ERBIL, Kurdistan Region (Kurdistan24) – Turkish law granting security forces immunity from prosecution for acts committed during operations rendered investigations into allegations of torture on Kurdistan Workers’ Party (PKK) inmates “more difficult, if not impossible,” said a UN official on Friday.
“I received numerous troubling testimonies of torture and other forms of ill-treatment of both male and female inmates suspected to be members or sympathizers of the PKK,” wrote the United Nations Special Rapporteur on torture Nils Melzer.
Melzer, at the invitation of the government, was on a mission to Turkey between Nov. 27 to Dec. 2, visiting several detention centers and prisons in Ankara, Istanbul, and the Kurdish cities of Diyarbakir and Sanliurfa.
In his preliminary findings released on the UN Human Rights Office website, Melzer drew particular attention to the Law 6722 that granted immunity from prosecution to the security forces operating in the Kurdish Southeast.
Turkey’s President Recep Tayyip Erdogan approved the law in July 2016 after the Parliament passed it, viewed a step back from the former “zero tolerance” policy on torture.
“Most instances of ill-treatment were reported to have been inflicted by the police or gendarmerie in connection with the arrest itself, as well as during interrogation,” stated Melzer.
The PKK and Turkish Army have been locked in a decades-long warfare over the government’s repression of Kurdish political demands and cultural rights.
Melzer said although he collected “no evidence with regard to [current] ongoing torture” as he received some allegations of male guards and soldiers manhandling or sexually harassing or conducting naked searches on female detainees.
The UN official noted a majority of prisoners subjected to torture refrained from filing complaints because of a fear of retaliation by authorities.
However, reports of torture saw a surge in the immediate aftermath of the unsuccessful July 15 coup attempt.

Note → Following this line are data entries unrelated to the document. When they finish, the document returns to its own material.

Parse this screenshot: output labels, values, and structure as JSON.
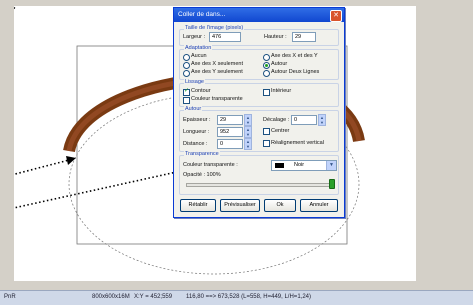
{
  "dialog": {
    "title": "Coller de dans...",
    "close_label": "x",
    "size_group": {
      "label": "Taille de l'image (pixels)",
      "width_label": "Largeur :",
      "width_value": "476",
      "height_label": "Hauteur :",
      "height_value": "29"
    },
    "adaptation_group": {
      "label": "Adaptation",
      "options": [
        {
          "label": "Aucun",
          "selected": false
        },
        {
          "label": "Axe des X et des Y",
          "selected": false
        },
        {
          "label": "Axe des X seulement",
          "selected": false
        },
        {
          "label": "Autour",
          "selected": true
        },
        {
          "label": "Axe des Y seulement",
          "selected": false
        },
        {
          "label": "Autour Deux Lignes",
          "selected": false
        }
      ]
    },
    "lissage_group": {
      "label": "Lissage",
      "contour_label": "Contour",
      "contour_checked": true,
      "interieur_label": "Intérieur",
      "interieur_checked": false,
      "transparent_label": "Couleur transparente",
      "transparent_checked": false
    },
    "autour_group": {
      "label": "Autour",
      "epaisseur_label": "Epaisseur :",
      "epaisseur_value": "29",
      "decalage_label": "Décalage :",
      "decalage_value": "0",
      "longueur_label": "Longueur :",
      "longueur_value": "952",
      "centrer_label": "Centrer",
      "distance_label": "Distance :",
      "distance_value": "0",
      "realignement_label": "Réalignement vertical"
    },
    "transparence_group": {
      "label": "Transparence",
      "couleur_label": "Couleur transparente :",
      "couleur_value": "Noir",
      "opacite_label": "Opacité : 100%",
      "opacite_fraction": 1.0
    },
    "buttons": {
      "retablir": "Rétablir",
      "previsualiser": "Prévisualiser",
      "ok": "Ok",
      "annuler": "Annuler"
    }
  },
  "status_bar": {
    "left": "PnR",
    "size": "800x600x16M",
    "coords": "X:Y = 452;559",
    "info": "116,80 ==> 673,528 (L=558, H=449, L/H=1,24)"
  },
  "colors": {
    "arc_wood": "#7a3a12",
    "dialog_title": "#1147d0",
    "status_bg": "#cfd8e8"
  }
}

“There is an environment of intimidation in Turkey that is conducive to torture and ill-treatment and the authorities — although they have a policy of zero tolerance for torture — they are not following up to investigate these allegations,” Melzer told the Associated Press.
Although reports appeared “to have ceased” after an initial phase, Melzer warned against further limiting rights of detainees and prisoners.
The extended period of custody without judicial review to 30 days, the period without access to a lawyer for five days, and systematic monitoring of exchanges between inmates and their attorneys were “of particular concern” to Melzer.
The UN Rapporteur appealed to the Turkish Government to publicly reinforce its “zero tolerance” policy on torture.
Editing by Karzan Sulaivany